Eternal vs. Temporary
The final, and perhaps easiest way that you can tell whether a particular teaching is the prosperity gospel or not, is whether it’s main focus is on this life or the life to come.
The truth is that both the prosperity gospel and the true biblical gospel promise health and prosperity. The difference is that one promises it in this life, and one in a new, resurrected life in a new world. But only the biblical gospel glorifies God – because it’s in the waiting, and patient endurance in suffering, that God’s power is shown in our lives, that we are really willing to deny ourselves to serve him and other people, so that the gospel message is spread.
That’s why Paul writes: “Therefore we do not lose heart. Though outwardly we are wasting away, yet inwardly we are being renewed day by day. For our light and momentary troubles are achieving for us an eternal glory that far outweighs them all. So we fix our eyes not on what is seen, but on what is unseen, since what is seen is temporary, but what is unseen is eternal.” – 2 Corinthians 4:16-18
How you feel today is inseparable from your outlook for your future. The drive to holiday is always better than the drive home, even though it’s the same traffic and same cheesy music on the radio. Why? Because of your anticipation. Christians are people who live this life in anticipation of a better one – they don’t mind the bumps in the road because they’re thinking of the destination. Those who buy into the prosperity gospel, on the other hand, have been promised a smooth ride – and so when it gets bumpy, they want out – and therefore they abandon the only way they can arrive at the destination, which is the gospel of Jesus Christ.
And that gospel is a message of God’s glory being displayed in suffering, as he voluntarily suffered on our behalf to take our sins and secure our eternity. That’s where we fix our hope for wealth and prosperity, rather than on this life where, instead, we are called to suffer so that in our endurance, God is praised and our faith is proved genuine. Is that the gospel that your church is teaching? If not, it’s time to change churches.

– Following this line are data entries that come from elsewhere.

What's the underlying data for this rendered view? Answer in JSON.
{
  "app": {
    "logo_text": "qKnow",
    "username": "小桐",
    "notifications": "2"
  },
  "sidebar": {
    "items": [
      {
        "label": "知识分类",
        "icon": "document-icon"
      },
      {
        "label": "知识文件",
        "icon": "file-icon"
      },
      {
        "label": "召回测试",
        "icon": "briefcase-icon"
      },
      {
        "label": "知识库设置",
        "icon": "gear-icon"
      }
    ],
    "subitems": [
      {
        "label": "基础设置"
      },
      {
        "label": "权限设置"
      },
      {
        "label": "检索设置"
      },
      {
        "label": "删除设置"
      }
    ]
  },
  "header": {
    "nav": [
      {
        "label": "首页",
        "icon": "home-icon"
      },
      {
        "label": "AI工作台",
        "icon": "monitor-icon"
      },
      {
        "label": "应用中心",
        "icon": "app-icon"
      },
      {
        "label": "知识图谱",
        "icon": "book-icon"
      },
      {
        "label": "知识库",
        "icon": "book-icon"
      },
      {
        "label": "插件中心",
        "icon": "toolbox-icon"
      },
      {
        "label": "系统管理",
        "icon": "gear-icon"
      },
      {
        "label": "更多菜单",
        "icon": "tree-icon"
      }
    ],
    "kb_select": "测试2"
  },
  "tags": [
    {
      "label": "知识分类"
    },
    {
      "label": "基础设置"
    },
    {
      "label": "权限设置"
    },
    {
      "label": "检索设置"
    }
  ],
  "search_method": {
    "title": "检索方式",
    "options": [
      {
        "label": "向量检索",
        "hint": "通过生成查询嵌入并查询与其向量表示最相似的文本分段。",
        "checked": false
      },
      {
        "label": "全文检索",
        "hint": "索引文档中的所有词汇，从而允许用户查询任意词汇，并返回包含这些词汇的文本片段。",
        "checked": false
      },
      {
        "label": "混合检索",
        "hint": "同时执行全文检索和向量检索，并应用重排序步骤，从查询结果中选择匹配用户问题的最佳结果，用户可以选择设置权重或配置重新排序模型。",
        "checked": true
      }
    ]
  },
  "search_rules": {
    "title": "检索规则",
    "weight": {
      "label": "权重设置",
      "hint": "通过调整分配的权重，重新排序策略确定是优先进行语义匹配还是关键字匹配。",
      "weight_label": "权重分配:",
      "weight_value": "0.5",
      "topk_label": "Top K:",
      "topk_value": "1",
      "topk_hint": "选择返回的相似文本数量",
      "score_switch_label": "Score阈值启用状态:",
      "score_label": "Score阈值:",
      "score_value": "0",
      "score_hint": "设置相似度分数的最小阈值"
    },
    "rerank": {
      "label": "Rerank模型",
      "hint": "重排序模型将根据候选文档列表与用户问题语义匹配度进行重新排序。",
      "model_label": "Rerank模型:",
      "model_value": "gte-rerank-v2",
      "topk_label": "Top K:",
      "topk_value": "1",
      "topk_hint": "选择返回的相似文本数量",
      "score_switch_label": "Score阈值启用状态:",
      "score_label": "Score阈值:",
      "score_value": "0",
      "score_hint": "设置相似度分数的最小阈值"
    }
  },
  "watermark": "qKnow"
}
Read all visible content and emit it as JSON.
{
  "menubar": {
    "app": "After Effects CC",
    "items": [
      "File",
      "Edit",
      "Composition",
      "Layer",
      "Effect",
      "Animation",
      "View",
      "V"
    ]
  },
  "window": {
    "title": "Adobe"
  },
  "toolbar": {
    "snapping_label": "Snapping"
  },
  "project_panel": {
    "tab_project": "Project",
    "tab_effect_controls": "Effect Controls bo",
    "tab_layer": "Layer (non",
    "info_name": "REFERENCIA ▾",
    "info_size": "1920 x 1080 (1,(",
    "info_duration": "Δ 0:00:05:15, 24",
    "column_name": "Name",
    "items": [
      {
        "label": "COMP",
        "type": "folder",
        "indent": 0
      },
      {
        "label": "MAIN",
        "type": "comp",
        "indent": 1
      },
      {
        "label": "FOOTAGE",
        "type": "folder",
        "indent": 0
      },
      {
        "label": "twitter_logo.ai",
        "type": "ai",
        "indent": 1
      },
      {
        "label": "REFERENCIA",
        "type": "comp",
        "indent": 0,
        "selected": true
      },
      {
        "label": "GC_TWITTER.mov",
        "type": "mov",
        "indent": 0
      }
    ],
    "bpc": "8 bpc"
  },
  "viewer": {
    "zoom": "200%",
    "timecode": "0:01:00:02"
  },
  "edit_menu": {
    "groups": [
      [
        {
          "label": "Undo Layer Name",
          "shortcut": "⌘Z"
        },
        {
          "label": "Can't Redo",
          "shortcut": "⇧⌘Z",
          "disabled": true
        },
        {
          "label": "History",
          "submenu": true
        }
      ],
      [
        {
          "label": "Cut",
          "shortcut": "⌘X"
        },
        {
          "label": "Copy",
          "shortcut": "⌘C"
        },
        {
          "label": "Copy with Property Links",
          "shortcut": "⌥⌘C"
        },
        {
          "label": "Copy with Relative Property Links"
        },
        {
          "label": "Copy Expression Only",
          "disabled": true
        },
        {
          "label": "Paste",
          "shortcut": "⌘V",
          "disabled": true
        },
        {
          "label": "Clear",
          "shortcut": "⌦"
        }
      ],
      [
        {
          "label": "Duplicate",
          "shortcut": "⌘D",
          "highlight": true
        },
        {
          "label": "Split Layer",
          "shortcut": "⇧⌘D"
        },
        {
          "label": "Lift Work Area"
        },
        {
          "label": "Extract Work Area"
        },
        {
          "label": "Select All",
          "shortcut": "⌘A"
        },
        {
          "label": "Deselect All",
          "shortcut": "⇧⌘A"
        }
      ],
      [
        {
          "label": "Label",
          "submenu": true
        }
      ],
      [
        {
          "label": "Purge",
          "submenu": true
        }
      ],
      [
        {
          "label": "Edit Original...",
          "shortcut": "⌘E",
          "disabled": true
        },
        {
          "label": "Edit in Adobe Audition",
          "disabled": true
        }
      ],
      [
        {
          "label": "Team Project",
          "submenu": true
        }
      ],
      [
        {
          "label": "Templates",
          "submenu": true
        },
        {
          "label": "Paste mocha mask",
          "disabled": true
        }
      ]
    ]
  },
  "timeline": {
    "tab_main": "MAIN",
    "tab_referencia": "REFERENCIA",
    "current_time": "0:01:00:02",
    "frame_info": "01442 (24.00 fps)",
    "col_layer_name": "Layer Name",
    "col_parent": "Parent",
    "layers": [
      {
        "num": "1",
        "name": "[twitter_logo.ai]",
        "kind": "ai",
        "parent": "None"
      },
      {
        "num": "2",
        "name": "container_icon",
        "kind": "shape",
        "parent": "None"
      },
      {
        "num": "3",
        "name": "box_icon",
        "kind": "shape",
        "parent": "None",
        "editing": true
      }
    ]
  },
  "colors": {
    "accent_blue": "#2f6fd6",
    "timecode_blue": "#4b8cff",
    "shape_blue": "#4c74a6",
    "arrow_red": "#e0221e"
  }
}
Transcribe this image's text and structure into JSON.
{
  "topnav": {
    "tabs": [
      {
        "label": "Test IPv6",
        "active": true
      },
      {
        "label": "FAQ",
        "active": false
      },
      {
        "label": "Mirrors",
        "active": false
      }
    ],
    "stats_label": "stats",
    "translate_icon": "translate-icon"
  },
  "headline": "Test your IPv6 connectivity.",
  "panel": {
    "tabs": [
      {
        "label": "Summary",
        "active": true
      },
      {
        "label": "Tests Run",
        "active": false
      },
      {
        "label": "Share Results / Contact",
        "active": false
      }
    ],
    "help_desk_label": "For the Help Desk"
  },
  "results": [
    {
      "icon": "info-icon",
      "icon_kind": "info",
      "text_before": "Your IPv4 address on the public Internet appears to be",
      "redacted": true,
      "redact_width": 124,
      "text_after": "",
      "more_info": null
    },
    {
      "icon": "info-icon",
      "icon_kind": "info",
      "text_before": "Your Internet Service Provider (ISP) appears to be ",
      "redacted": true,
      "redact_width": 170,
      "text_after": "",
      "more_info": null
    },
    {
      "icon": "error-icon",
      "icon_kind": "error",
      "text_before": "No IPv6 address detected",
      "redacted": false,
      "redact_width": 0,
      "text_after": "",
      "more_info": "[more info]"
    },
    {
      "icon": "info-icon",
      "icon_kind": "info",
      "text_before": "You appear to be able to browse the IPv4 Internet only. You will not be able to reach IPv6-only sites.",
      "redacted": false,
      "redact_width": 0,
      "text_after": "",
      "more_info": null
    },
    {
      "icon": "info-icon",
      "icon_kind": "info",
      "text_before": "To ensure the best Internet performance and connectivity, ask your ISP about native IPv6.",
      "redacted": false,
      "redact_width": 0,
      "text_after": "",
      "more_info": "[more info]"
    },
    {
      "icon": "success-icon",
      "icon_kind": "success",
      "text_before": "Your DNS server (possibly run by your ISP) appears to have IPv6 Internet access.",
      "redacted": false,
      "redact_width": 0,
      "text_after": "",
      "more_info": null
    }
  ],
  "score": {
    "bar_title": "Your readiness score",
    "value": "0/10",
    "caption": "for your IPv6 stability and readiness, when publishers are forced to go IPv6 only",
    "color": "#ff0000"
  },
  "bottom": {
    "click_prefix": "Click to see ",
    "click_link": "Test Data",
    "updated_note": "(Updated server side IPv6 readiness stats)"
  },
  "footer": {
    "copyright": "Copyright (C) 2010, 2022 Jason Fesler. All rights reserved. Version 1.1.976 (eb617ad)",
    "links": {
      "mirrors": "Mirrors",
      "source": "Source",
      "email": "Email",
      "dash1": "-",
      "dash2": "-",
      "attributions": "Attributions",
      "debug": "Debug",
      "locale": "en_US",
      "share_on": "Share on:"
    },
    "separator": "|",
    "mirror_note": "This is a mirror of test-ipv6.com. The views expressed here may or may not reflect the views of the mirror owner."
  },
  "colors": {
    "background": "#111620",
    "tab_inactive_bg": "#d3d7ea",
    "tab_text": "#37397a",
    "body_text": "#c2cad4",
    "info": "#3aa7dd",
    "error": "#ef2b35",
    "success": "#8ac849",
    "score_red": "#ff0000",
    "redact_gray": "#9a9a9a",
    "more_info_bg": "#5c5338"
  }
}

This article is adapted from the sermon “Prosperity and the Gospel”, which can be streamed or downloaded here.